The Marine Corps is exploring new ways to organize forces and maximize their usefulness to joint force commanders. The expansion of the Marine CorpsÕ relationship with the US Special Operations Command (USSOCOM) highlights a commitment to this process, and to transformation. To that end, in 2003 the Commandant and the Commander of the US Special Operations Command reestablished the USSOCOM-Marine Corps Board. The board is a forum for the exchange of ideas between the Joint Special Operations Command (JSOC) and deploying Marine Expeditionary Unit staffs, to establish and continue a dialogue between Theater Special Operations Commands (TSOC) and deploying MEU staffs, and to coordinate USSOCOM and USMC warfighting developments.

An interesting illustration of JSOC concept development activities was provided by a letter dated February 2, 2004, in which Ltc. Douglas P. Weitzel petitioned the Federal Aviation Administration (FAA) on behalf of the Joint Special Operations Command (JSOC) for an exemption from §§ 105.17, and 105.19(a) and (b), Title 14, Code of Federal Regulations (14 CFR). The proposed exemption, if granted, would permit the JSOC forces to conduct night parachute operations using parachutes with no illumination, through clouds, outside of the special use airspace, at and below 1,500 feet above ground level (AGL). These operations would be conducted in Class B, C, D, or E airspace at airports closed to nonparticipating air traffic.
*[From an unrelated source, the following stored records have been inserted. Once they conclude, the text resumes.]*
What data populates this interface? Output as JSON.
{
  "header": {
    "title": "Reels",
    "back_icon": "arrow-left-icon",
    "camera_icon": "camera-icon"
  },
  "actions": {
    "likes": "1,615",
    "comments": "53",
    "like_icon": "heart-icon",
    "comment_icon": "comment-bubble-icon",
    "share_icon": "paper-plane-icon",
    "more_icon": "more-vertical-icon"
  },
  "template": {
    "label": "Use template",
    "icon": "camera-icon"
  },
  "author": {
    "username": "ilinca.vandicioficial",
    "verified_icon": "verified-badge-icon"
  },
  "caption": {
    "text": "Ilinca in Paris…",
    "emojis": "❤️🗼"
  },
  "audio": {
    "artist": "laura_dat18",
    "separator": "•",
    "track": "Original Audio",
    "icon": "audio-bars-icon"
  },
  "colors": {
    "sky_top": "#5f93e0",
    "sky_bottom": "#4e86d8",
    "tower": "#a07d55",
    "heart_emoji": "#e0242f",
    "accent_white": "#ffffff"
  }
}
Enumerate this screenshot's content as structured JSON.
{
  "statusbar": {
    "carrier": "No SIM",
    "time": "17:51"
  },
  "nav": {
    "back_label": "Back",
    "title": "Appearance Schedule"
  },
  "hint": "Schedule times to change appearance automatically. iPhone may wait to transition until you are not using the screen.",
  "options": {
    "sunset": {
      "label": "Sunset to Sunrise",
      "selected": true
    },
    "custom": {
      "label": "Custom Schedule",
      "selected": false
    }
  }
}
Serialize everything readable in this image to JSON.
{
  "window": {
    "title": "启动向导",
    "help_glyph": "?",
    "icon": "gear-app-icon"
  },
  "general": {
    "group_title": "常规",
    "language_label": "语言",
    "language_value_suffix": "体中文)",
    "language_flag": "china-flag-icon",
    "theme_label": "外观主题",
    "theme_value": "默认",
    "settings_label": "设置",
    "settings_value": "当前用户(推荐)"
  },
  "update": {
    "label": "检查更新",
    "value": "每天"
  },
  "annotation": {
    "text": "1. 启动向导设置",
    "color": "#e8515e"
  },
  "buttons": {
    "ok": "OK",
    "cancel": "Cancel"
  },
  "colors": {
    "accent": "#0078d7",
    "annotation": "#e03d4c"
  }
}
The petitioner stated that US Military forces are required to train and exercise the capability to seize airfields in support of national objectives. A combination of military, joint-use and civilian airfields are used in this training. This training includes parachute and equipment drops which may occur in instrument meteorological conditions (IMC) to meet training objectives. Additionally, the training includes drops, which must occur at night in ‘blacked out’ conditions to enhance realism and to meet training requirements. Placing lights on individual jumpers does not enable required training for night vision goggle operations. The petitioner stated that currently Military forces are exempted from many parts of § 105, if the training is accomplished in a restricted area or in uncontrolled airspace. Few potential training airfields are covered by the military forces exemption. Therefore, an exemption would allow JSOC forces to train for mission essential tasks critical to maintaining national defense.

JSOC would provide advance notice to surrounding airports of its plan to conduct the operations and coordinate the planned operations with other sister agencies on a need to know basis. Also, the aircraft would be operated with lights-on throughout the operation. JSOC does not propose to operate the aircraft under lights-out conditions during the flight and only requests that the parachutists be allowed to jump without illumination. As such, the aircraft would be highly visible to any aircraft operating in the vicinity.

The proposed concept of allowing unlighted parachute operations to be conducted through cloud cover with reported ceilings as low as 300 feet AGL is unique. The FAA believes that the JSOC must operate in hazardous conditions during combat and must therefore train under simulated combat conditions to be fully prepared for the assigned mission. The likelihood that a non-participating aircraft or a person would be near the drop zones or in the affected airspace, given the level of available and proposed security, is virtually nonexistent. The FAA therefore believes that no hazard exists to anyone, other than the participants in the training exercise who are under the direct control of the military.